Here are the graphics processors cloud giants will use to crunch your voices, videos and data
Well, in Nvidia's dreams, anyway
If you think you can build the next Youtube, Facebook or Google, you'll need to invest heavily in artificial intelligence and GPU-accelerated engineering to get any kind of edge over rivals.
And Nvidia just so happens to have some hardware for you, or so it says.
The graphics chip giant has revealed a Tesla M40 GPU accelerator, designed to power machine-learning systems that can make sense of the petabytes of nonsense humanity churns out every day. It's aimed at improving and training voice-decoding, face-recognizing, image-processing deep neural networks.

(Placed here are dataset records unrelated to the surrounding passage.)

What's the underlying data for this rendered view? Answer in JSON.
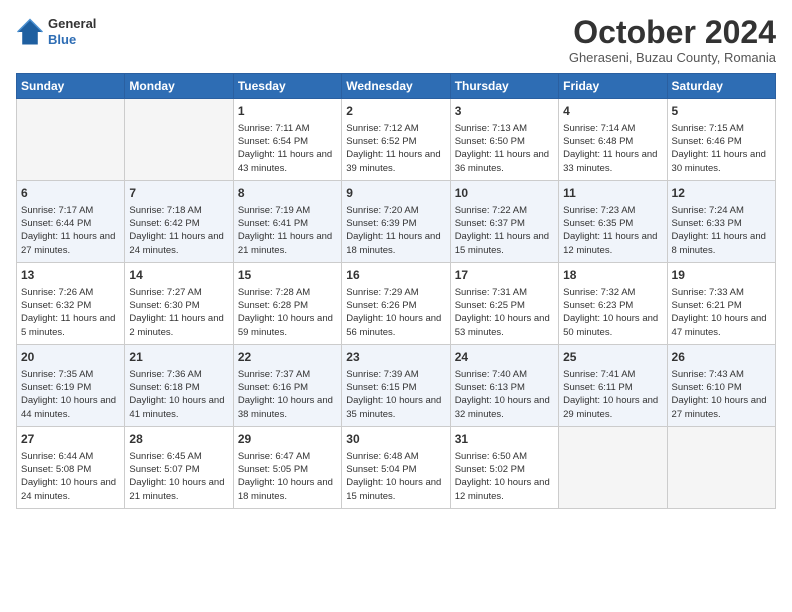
{
  "header": {
    "logo": {
      "general": "General",
      "blue": "Blue"
    },
    "title": "October 2024",
    "subtitle": "Gheraseni, Buzau County, Romania"
  },
  "weekdays": [
    "Sunday",
    "Monday",
    "Tuesday",
    "Wednesday",
    "Thursday",
    "Friday",
    "Saturday"
  ],
  "weeks": [
    [
      {
        "day": "",
        "info": ""
      },
      {
        "day": "",
        "info": ""
      },
      {
        "day": "1",
        "info": "Sunrise: 7:11 AM\nSunset: 6:54 PM\nDaylight: 11 hours and 43 minutes."
      },
      {
        "day": "2",
        "info": "Sunrise: 7:12 AM\nSunset: 6:52 PM\nDaylight: 11 hours and 39 minutes."
      },
      {
        "day": "3",
        "info": "Sunrise: 7:13 AM\nSunset: 6:50 PM\nDaylight: 11 hours and 36 minutes."
      },
      {
        "day": "4",
        "info": "Sunrise: 7:14 AM\nSunset: 6:48 PM\nDaylight: 11 hours and 33 minutes."
      },
      {
        "day": "5",
        "info": "Sunrise: 7:15 AM\nSunset: 6:46 PM\nDaylight: 11 hours and 30 minutes."
      }
    ],
    [
      {
        "day": "6",
        "info": "Sunrise: 7:17 AM\nSunset: 6:44 PM\nDaylight: 11 hours and 27 minutes."
      },
      {
        "day": "7",
        "info": "Sunrise: 7:18 AM\nSunset: 6:42 PM\nDaylight: 11 hours and 24 minutes."
      },
      {
        "day": "8",
        "info": "Sunrise: 7:19 AM\nSunset: 6:41 PM\nDaylight: 11 hours and 21 minutes."
      },
      {
        "day": "9",
        "info": "Sunrise: 7:20 AM\nSunset: 6:39 PM\nDaylight: 11 hours and 18 minutes."
      },
      {
        "day": "10",
        "info": "Sunrise: 7:22 AM\nSunset: 6:37 PM\nDaylight: 11 hours and 15 minutes."
      },
      {
        "day": "11",
        "info": "Sunrise: 7:23 AM\nSunset: 6:35 PM\nDaylight: 11 hours and 12 minutes."
      },
      {
        "day": "12",
        "info": "Sunrise: 7:24 AM\nSunset: 6:33 PM\nDaylight: 11 hours and 8 minutes."
      }
    ],
    [
      {
        "day": "13",
        "info": "Sunrise: 7:26 AM\nSunset: 6:32 PM\nDaylight: 11 hours and 5 minutes."
      },
      {
        "day": "14",
        "info": "Sunrise: 7:27 AM\nSunset: 6:30 PM\nDaylight: 11 hours and 2 minutes."
      },
      {
        "day": "15",
        "info": "Sunrise: 7:28 AM\nSunset: 6:28 PM\nDaylight: 10 hours and 59 minutes."
      },
      {
        "day": "16",
        "info": "Sunrise: 7:29 AM\nSunset: 6:26 PM\nDaylight: 10 hours and 56 minutes."
      },
      {
        "day": "17",
        "info": "Sunrise: 7:31 AM\nSunset: 6:25 PM\nDaylight: 10 hours and 53 minutes."
      },
      {
        "day": "18",
        "info": "Sunrise: 7:32 AM\nSunset: 6:23 PM\nDaylight: 10 hours and 50 minutes."
      },
      {
        "day": "19",
        "info": "Sunrise: 7:33 AM\nSunset: 6:21 PM\nDaylight: 10 hours and 47 minutes."
      }
    ],
    [
      {
        "day": "20",
        "info": "Sunrise: 7:35 AM\nSunset: 6:19 PM\nDaylight: 10 hours and 44 minutes."
      },
      {
        "day": "21",
        "info": "Sunrise: 7:36 AM\nSunset: 6:18 PM\nDaylight: 10 hours and 41 minutes."
      },
      {
        "day": "22",
        "info": "Sunrise: 7:37 AM\nSunset: 6:16 PM\nDaylight: 10 hours and 38 minutes."
      },
      {
        "day": "23",
        "info": "Sunrise: 7:39 AM\nSunset: 6:15 PM\nDaylight: 10 hours and 35 minutes."
      },
      {
        "day": "24",
        "info": "Sunrise: 7:40 AM\nSunset: 6:13 PM\nDaylight: 10 hours and 32 minutes."
      },
      {
        "day": "25",
        "info": "Sunrise: 7:41 AM\nSunset: 6:11 PM\nDaylight: 10 hours and 29 minutes."
      },
      {
        "day": "26",
        "info": "Sunrise: 7:43 AM\nSunset: 6:10 PM\nDaylight: 10 hours and 27 minutes."
      }
    ],
    [
      {
        "day": "27",
        "info": "Sunrise: 6:44 AM\nSunset: 5:08 PM\nDaylight: 10 hours and 24 minutes."
      },
      {
        "day": "28",
        "info": "Sunrise: 6:45 AM\nSunset: 5:07 PM\nDaylight: 10 hours and 21 minutes."
      },
      {
        "day": "29",
        "info": "Sunrise: 6:47 AM\nSunset: 5:05 PM\nDaylight: 10 hours and 18 minutes."
      },
      {
        "day": "30",
        "info": "Sunrise: 6:48 AM\nSunset: 5:04 PM\nDaylight: 10 hours and 15 minutes."
      },
      {
        "day": "31",
        "info": "Sunrise: 6:50 AM\nSunset: 5:02 PM\nDaylight: 10 hours and 12 minutes."
      },
      {
        "day": "",
        "info": ""
      },
      {
        "day": "",
        "info": ""
      }
    ]
  ]
}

Nvidia is also touting its Tesla M4 GPU accelerator, a light-weight chip for processing video streams and serving as the front end to machine-learning systems.
Google is a huge user of machine-learning: its translation tool relies on it, for example, as does its search engine. Google is known to be using GPUs to accelerate its processing of information, allowing people to command their Android phones by voice, for instance.
A well-placed source told us last week the web goliath is using customized graphics processors tuned for particular applications. Google is not alone in wanting GPU muscle to power its systems – rival web giants, so-called hyperscale players, want in on the technology, so Nvidia's producing the chips for them.
The M40 has 3,072 CUDA cores, a peak single-precision performance of 7TFLOPS, 12GB of DDR5 memory, 288GB/s of bandwidth, and consumes 250W of power. It's attached to hosts via PCIe. The M4 has 1,024 CUDA cores, 4GB of DD5 memory, 88GB/s bandwidth, a PCIe low-profile form factor, and consumes 50 to 75W. The M4 is aimed at banks of servers handling requests from the internet – such as transcoding video, processing photos and video on the fly, and performing machine-learning inference.
"Major providers have been asking for this," Ian Buck, Nvidia's veep of accelerated computing and CUDA inventor, told The Register.
This isn't the kind of kit you order for your home PC: the keyword here is hyperscale. If you've got tens of thousands of machines, this is the stuff you'll order – well, if Nvidia gets its way, anyway. As well as this hardware, there's also a hyperscale suite of software that includes cuDNN, a GPU-accelerated FFmpeg, Nvidia's GPU REST engine that hooks up web apps to accelerators, and Nvidia's image compute engine, which can do image resizing faster than application processors. Mesosphere is also adding support for graphics chips to its Mesos data center operating system.
Game of halves ... Nvidia's idea of data center balance – powerful systems to train models in the backend, lighter accelerators in the front end
The Tesla M40 and hyperscale software suite are due out later this year. The M4 GPU will be available in the first quarter of 2016, we're told.
"The artificial intelligence race is on," said Nvidia CEO Jen-Hsun Huang.
"Machine learning is unquestionably one of the most important developments in computing today, on the scale of the PC, the internet and cloud computing. Industries ranging from consumer cloud services, automotive and health care are being revolutionized as we speak." ®